- Low Income Levels — Large populations in Africa do not have the money required in order to open a bank account.
- Lack of Financial Education– High percentages of Africans are unaware of the financial opportunities that are available to them.
- Inconvenience– Physical inaccessibility of bank branches ensues added travel costs. Absence of efficiency in the existing branches contributes to long bureaucratic processes and excessive wait times
It is clear that a traditional banking system is not an ideal fit for the diverse needs of the African continent. Frustratingly, however, for a long time, banks and credit unions have been the only non-cash options for business and personal transactions. Recognizing the gap in the system, Fintech and telecommunications companies have teamed together to make a giant leap forward toward mobile banking in Africa.
The mobile phone revolution swept the African continent with gusto and force, arming 2/3 of Sub-Saharan African adults with a handheld device. (McKinsey, 2014). Advances in the telecommunications sector, coupled with the launch of financial technology created a perfect breeding ground for a mobile banking insurgency in Africa. Mobile network operators (MNOs) are prolifically spreading their influence with a low-interest, accessible, and digital method of financial transacting.

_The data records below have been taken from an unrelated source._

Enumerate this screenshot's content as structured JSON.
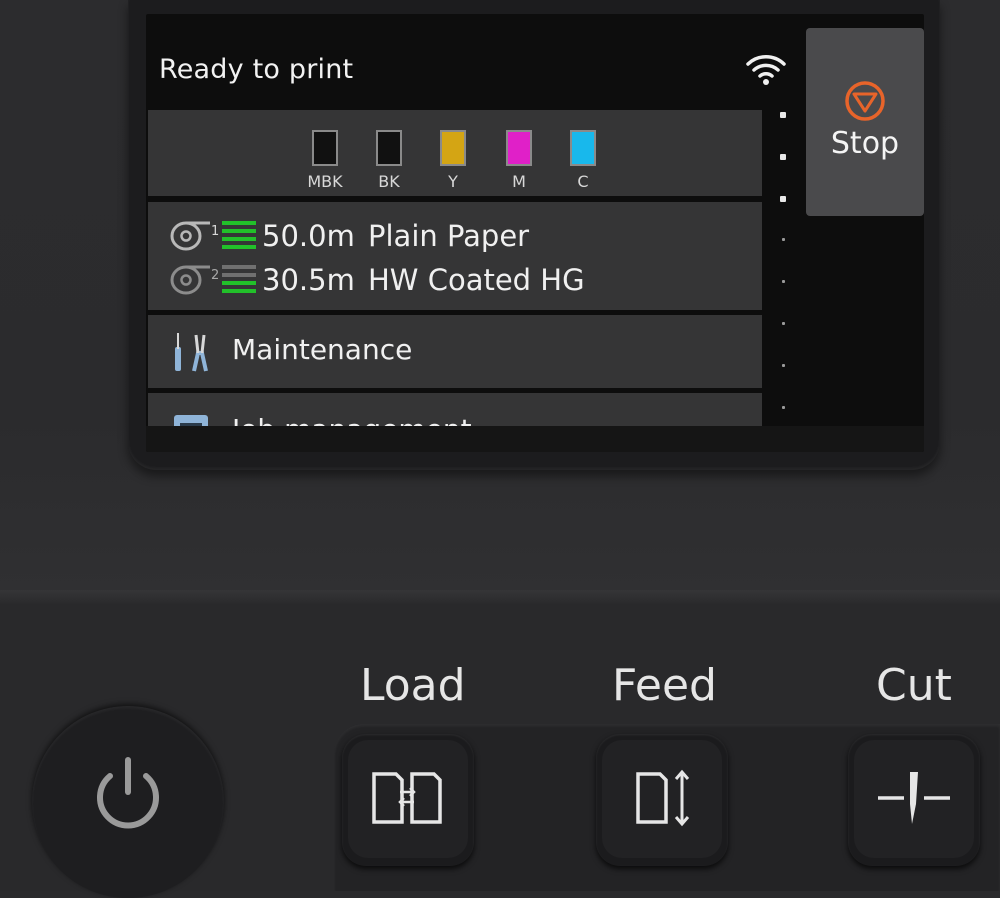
{
  "screen": {
    "status_title": "Ready to print",
    "stop_label": "Stop",
    "inks": [
      {
        "label": "MBK",
        "color": "#111111"
      },
      {
        "label": "BK",
        "color": "#111111"
      },
      {
        "label": "Y",
        "color": "#d4a514"
      },
      {
        "label": "M",
        "color": "#e020c8"
      },
      {
        "label": "C",
        "color": "#18b8ec"
      }
    ],
    "rolls": [
      {
        "number": "1",
        "length": "50.0m",
        "media": "Plain Paper",
        "level": 1.0
      },
      {
        "number": "2",
        "length": "30.5m",
        "media": "HW Coated HG",
        "level": 0.5
      }
    ],
    "menu": {
      "maintenance": "Maintenance",
      "job_management": "Job management"
    }
  },
  "keys": {
    "load_label": "Load",
    "feed_label": "Feed",
    "cut_label": "Cut"
  },
  "colors": {
    "stop_accent": "#e8642a",
    "level_green": "#22c02a",
    "level_grey": "#707070"
  }
}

The scope of MNOs is far reaching, penetrating even the most remote areas in Africa. In 2007, Vodafone developed M-Pesa, the largest and most commonly used mobile money payment system that is now used by 3 million users in 10 countries (Elixerr Partners LLP, 2018). The inclusion of formal financial methods allows people to not only save money, but also increase their financial literacy. The benefits of MNOs are not only limited to the individual, but to banks as well, who profit from the economic boosts offered by the new technology.
Although in the early stages, mobile banking offers promise for financial inclusion for many Africans. Moving away from cash transactions and toward mobile banking allows people to better plan for the future and manage their finances more efficiently. This in turn creates a more stable and ascending financial development trajectory for the African continent.